WARNING: CONTAINS CONTENT THAT MAY NOT BE SUITABLE FOR THOSE WITH A SENSITIVE DISPOSITION.
Closest Underground Station: Sloane Square
I recently visited the Saatchi Gallery (‘SG’) in Chelsea, which was quite an inspiring experience. I also just watched an amazingly cheesy Hilary Duff movie on Netflix called “The Perfect Man”. Both of these events have made me think I need to get more personal with my blogging. *MEGALOLZ*
The Saatchi Gallery was opened in 1985, by the alleged wife choker Charles Saatchi. I didn’t expect a great deal before I entered the gallery if I’m totally honest. Art is amazing because it allows you to express the deepest parts of yourself. However, I have always enjoyed art for its creative process rather than viewing the product of other people’s creativity.
Until the day I visited the Saatchi Gallery, I don’t think I had ever fully appreciated the enjoyment that can be gained from interpretation. When an explanation hasn’t been provided, in any circumstance, the brain begins its search for one and interprets the information available. With art we can bring our own interpretation; we can associate the imagery with our own experiences. In this way, the artist has the ability to make us feel – whether the feeling matches their own or not. This may seem like a basic concept, but it was the first time I had experienced it in practice.

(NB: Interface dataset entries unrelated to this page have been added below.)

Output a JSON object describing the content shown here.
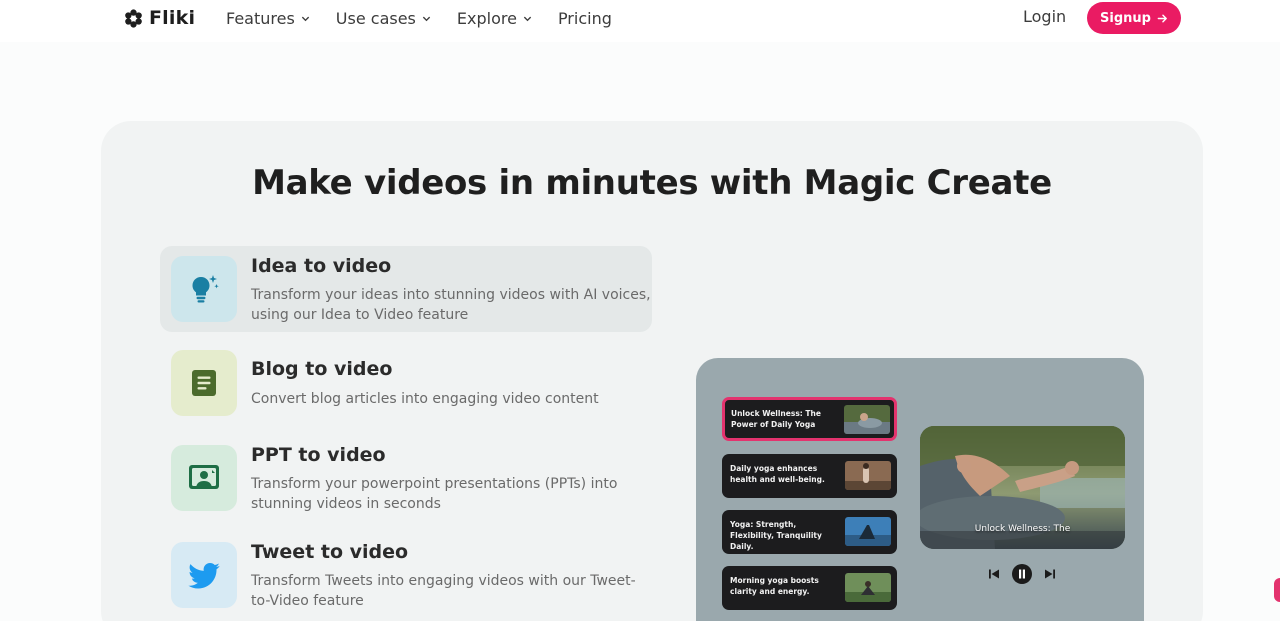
{
  "nav": {
    "logo_text": "Fliki",
    "links": [
      {
        "label": "Features",
        "has_dropdown": true
      },
      {
        "label": "Use cases",
        "has_dropdown": true
      },
      {
        "label": "Explore",
        "has_dropdown": true
      },
      {
        "label": "Pricing",
        "has_dropdown": false
      }
    ],
    "login_label": "Login",
    "signup_label": "Signup"
  },
  "hero": {
    "headline": "Make videos in minutes with Magic Create"
  },
  "features": [
    {
      "title": "Idea to video",
      "description": "Transform your ideas into stunning videos with AI voices, using our Idea to Video feature",
      "icon": "lightbulb-sparkle-icon",
      "active": true
    },
    {
      "title": "Blog to video",
      "description": "Convert blog articles into engaging video content",
      "icon": "document-icon",
      "active": false
    },
    {
      "title": "PPT to video",
      "description": "Transform your powerpoint presentations (PPTs) into stunning videos in seconds",
      "icon": "presentation-icon",
      "active": false
    },
    {
      "title": "Tweet to video",
      "description": "Transform Tweets into engaging videos with our Tweet-to-Video feature",
      "icon": "twitter-bird-icon",
      "active": false
    }
  ],
  "preview": {
    "scenes": [
      {
        "text": "Unlock Wellness: The Power of Daily Yoga",
        "active": true
      },
      {
        "text": "Daily yoga enhances health and well-being.",
        "active": false
      },
      {
        "text": "Yoga: Strength, Flexibility, Tranquility Daily.",
        "active": false
      },
      {
        "text": "Morning yoga boosts clarity and energy.",
        "active": false
      }
    ],
    "video_caption": "Unlock Wellness: The",
    "controls": [
      "previous-icon",
      "pause-icon",
      "next-icon"
    ]
  },
  "colors": {
    "brand_pink": "#ea1b63",
    "active_scene_border": "#e3336e",
    "card_bg": "#f1f3f3",
    "preview_bg": "#9aa8ad",
    "idea_icon_bg": "#cde6ec",
    "blog_icon_bg": "#e5eccd",
    "ppt_icon_bg": "#d6ebdd",
    "tweet_icon_bg": "#d7eaf4"
  }
}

The rooms at the entrance of the SG are so bright and inviting. The first pieces I came to were a series of works by Ephrem Soloman. These multi textured pieces were a simple idea executed in an innovative and striking way. I don’t know what the artist intended these images to convey, but the rustic ‘scraping’ technique brought a sense of tension to his work.
The galleries that followed embodied joyful expression through colour. I particularly enjoyed this piece by Jean-Francois Boclé, called ‘Everything Must Go’.
However as light as the main galleries had been, the exhibition ‘Dead: A Celebration of Mortality’ was just as dark. The pieces in this gallery were disturbing, often harrowing and at times just disgusting.
These days not a lot seems to shock me. Sudden unemployment and an unknown future, the slow betrayal of a friend, a spurt of media attention – it all just seems par for the course. You watch the news and there’s nothing but death, disease and destruction; all very upsetting but none of it surprising. We are totally desensitised.
So when I entered a room and saw a pile of dead bodies covered in rubbish, a collection of the most horrific dictators and terrorists in modern history in one image and the carcasses of dead animals, I finally got my shock. This exhibition took such dark twists and turns, that some parts of it were difficult to look at.
If you’re feeling a bit bored of your life and you need something to smack you out of monotony then I can’t think of a better place to start than the SG. The death exhibition turned what would have been a pleasant but ordinary experience into something outrageous, shocking and grounding. The Gao Brother’s image ‘The Interview’ caused me to GOL (gasp out loud) as I gradually uncovered and recognised each face in the print.
It’s easy to get bogged down in ‘first world problems’- “Life is dull”… “I’ve gained weight”… “Why is she talking about me behind my back?” The fact of the matter is that none of it really matters. Who cares if you’re bored of your job or if your friends are bitches? One day we are all going to be like those dead things in Charles Saatchi’s exhibition and the only thing that really matters is making sure that you do something useful before it’s over.
Maybe I was just feeling extra sensitive that day, but the SG was a really jolting experience for me and one which I feel really impacted the decisions I made for the rest of that week. I would highly recommend visiting this gallery, but would encourage visiting it alone to get the most out of your experience.
I promise the next post will be less bleak 🙂
Thanks for reading,